U.S. Rep. Ralph Abraham, left, presents the Distinguished Service Cross to Richard Lafleur and his wife Carrol in commemoration of Richard's uncle Lt. Joseph Lafleur, an Army chaplain who served during WWII, Tuesday, October 17, 2017, at St. Landry Catholic Church in Opelousas, La.

For decades, candidates from north Louisiana dominated in races for the Governor’s Mansion, but since Edwin W. Edwards broke the string, and with the single exception of Buddy Roemer in a splintered field in 1987, a candidate north of the Interstate 10/12 line has not been successful.

That reflected population shifts that dramatically reduced the northern parishes’ share of the total vote. With Republican domination of most offices, it is often casually assumed that a candidate like Ralph Abraham will have a solid base of northern parishes for his just-announced race for governor.

Alas for the congressman from rural Alto in the heart of farm and timber country, demographics aren’t that friendly for a statewide race.
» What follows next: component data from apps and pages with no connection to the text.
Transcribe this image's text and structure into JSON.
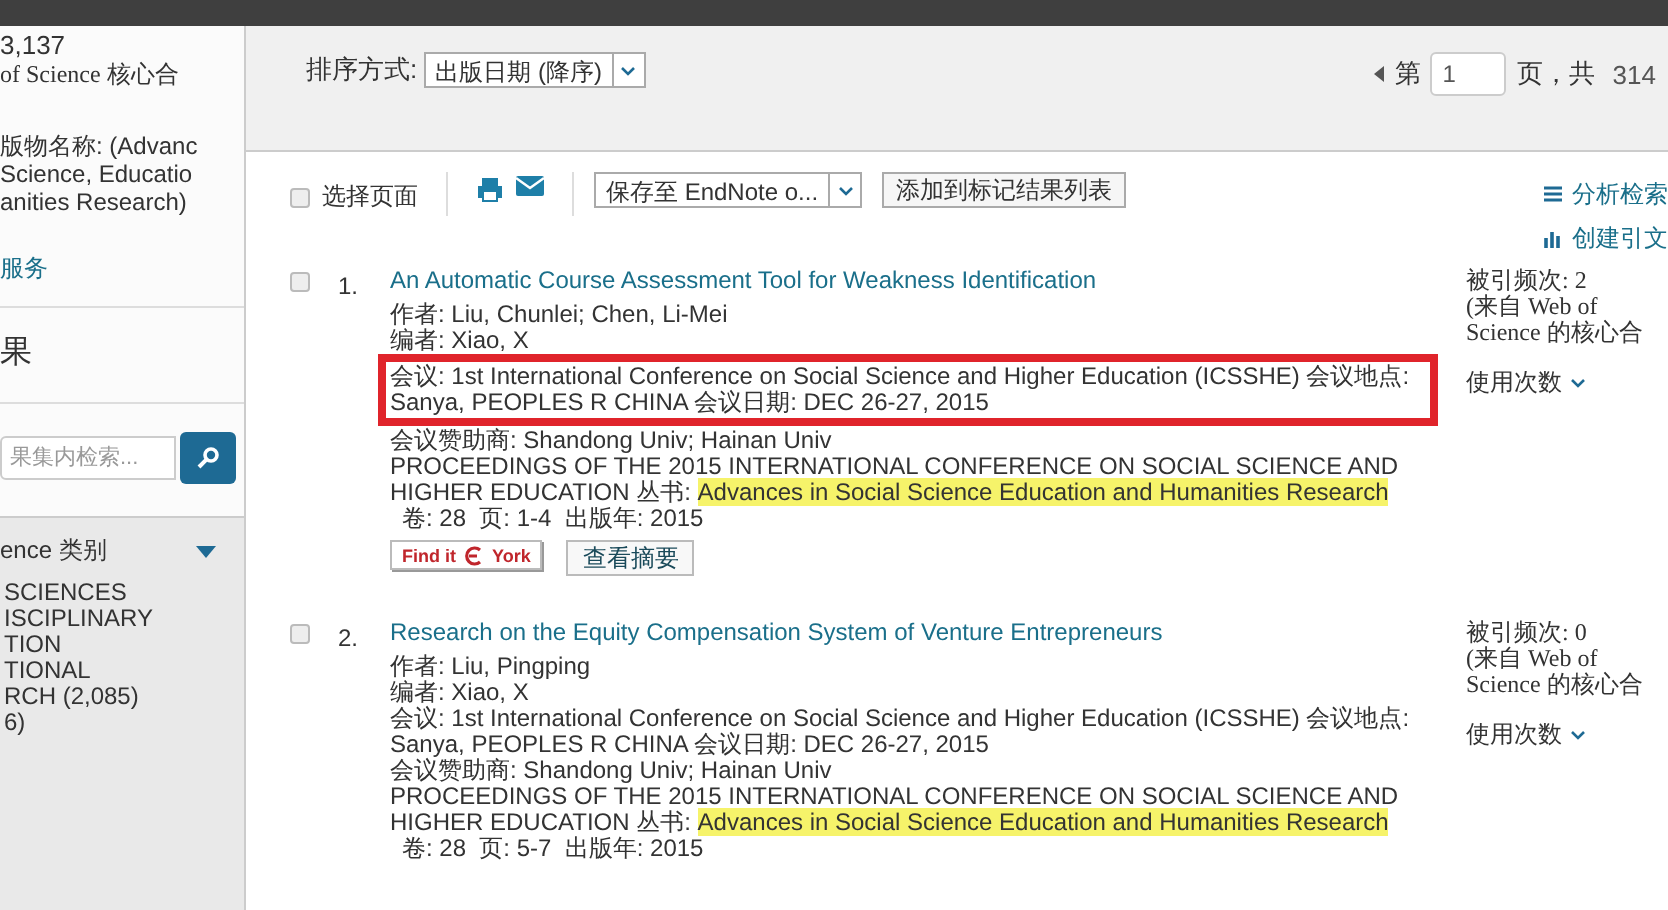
{
  "sidebar": {
    "summary": [
      "3,137",
      "of Science 核心合"
    ],
    "refine_lines": [
      "版物名称: (Advanc",
      "Science, Educatio",
      "anities Research)"
    ],
    "link": "服务",
    "section_title": "果",
    "search": {
      "placeholder": "果集内检索..."
    },
    "category": {
      "title": "ence 类别",
      "expanded": true,
      "lines": [
        "SCIENCES",
        "ISCIPLINARY",
        "TION",
        "TIONAL",
        "RCH (2,085)",
        "6)"
      ]
    }
  },
  "sort": {
    "label": "排序方式:",
    "value": "出版日期 (降序)"
  },
  "pager": {
    "prefix": "第",
    "page": "1",
    "suffix": "页，共",
    "total": "314"
  },
  "toolbar": {
    "select_page": {
      "label": "选择页面",
      "checked": false
    },
    "save": "保存至 EndNote o...",
    "add": "添加到标记结果列表",
    "links": [
      "分析检索",
      "创建引文"
    ]
  },
  "records": [
    {
      "number": "1.",
      "checked": false,
      "title": "An Automatic Course Assessment Tool for Weakness Identification",
      "authors": "作者: Liu, Chunlei; Chen, Li-Mei",
      "editors": "编者: Xiao, X",
      "conference": "会议: 1st International Conference on Social Science and Higher Education (ICSSHE) 会议地点: Sanya, PEOPLES R CHINA 会议日期: DEC 26-27, 2015",
      "highlighted": true,
      "sponsor": "会议赞助商: Shandong Univ; Hainan Univ",
      "source": "PROCEEDINGS OF THE 2015 INTERNATIONAL CONFERENCE ON SOCIAL SCIENCE AND HIGHER EDUCATION",
      "series_label": "丛书:",
      "series": "Advances in Social Science Education and Humanities Research",
      "volume_info": "卷: 28  页: 1-4  出版年: 2015",
      "findit": [
        "Find it",
        "York"
      ],
      "abstract_button": "查看摘要",
      "times_cited": "被引频次: 2",
      "cited_source": "(来自 Web of Science 的核心合",
      "usage": "使用次数"
    },
    {
      "number": "2.",
      "checked": false,
      "title": "Research on the Equity Compensation System of Venture Entrepreneurs",
      "authors": "作者: Liu, Pingping",
      "editors": "编者: Xiao, X",
      "conference": "会议: 1st International Conference on Social Science and Higher Education (ICSSHE) 会议地点: Sanya, PEOPLES R CHINA 会议日期: DEC 26-27, 2015",
      "highlighted": false,
      "sponsor": "会议赞助商: Shandong Univ; Hainan Univ",
      "source": "PROCEEDINGS OF THE 2015 INTERNATIONAL CONFERENCE ON SOCIAL SCIENCE AND HIGHER EDUCATION",
      "series_label": "丛书:",
      "series": "Advances in Social Science Education and Humanities Research",
      "volume_info": "卷: 28  页: 5-7  出版年: 2015",
      "times_cited": "被引频次: 0",
      "cited_source": "(来自 Web of Science 的核心合",
      "usage": "使用次数"
    }
  ]
}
While Abraham is popular in his sprawling U.S. House district, almost 35 percent of his constituents are black Democrats, not Republicans. The fact is that, with rare exceptions, they will not be backing the home boy in a general election against Democratic Gov. John Bel Edwards.

Of course, Abraham can more than make up the difference if he strikes a chord with Republican whites elsewhere, so speaking of the race in regional terms may be misleading.

Email Lanny Keller at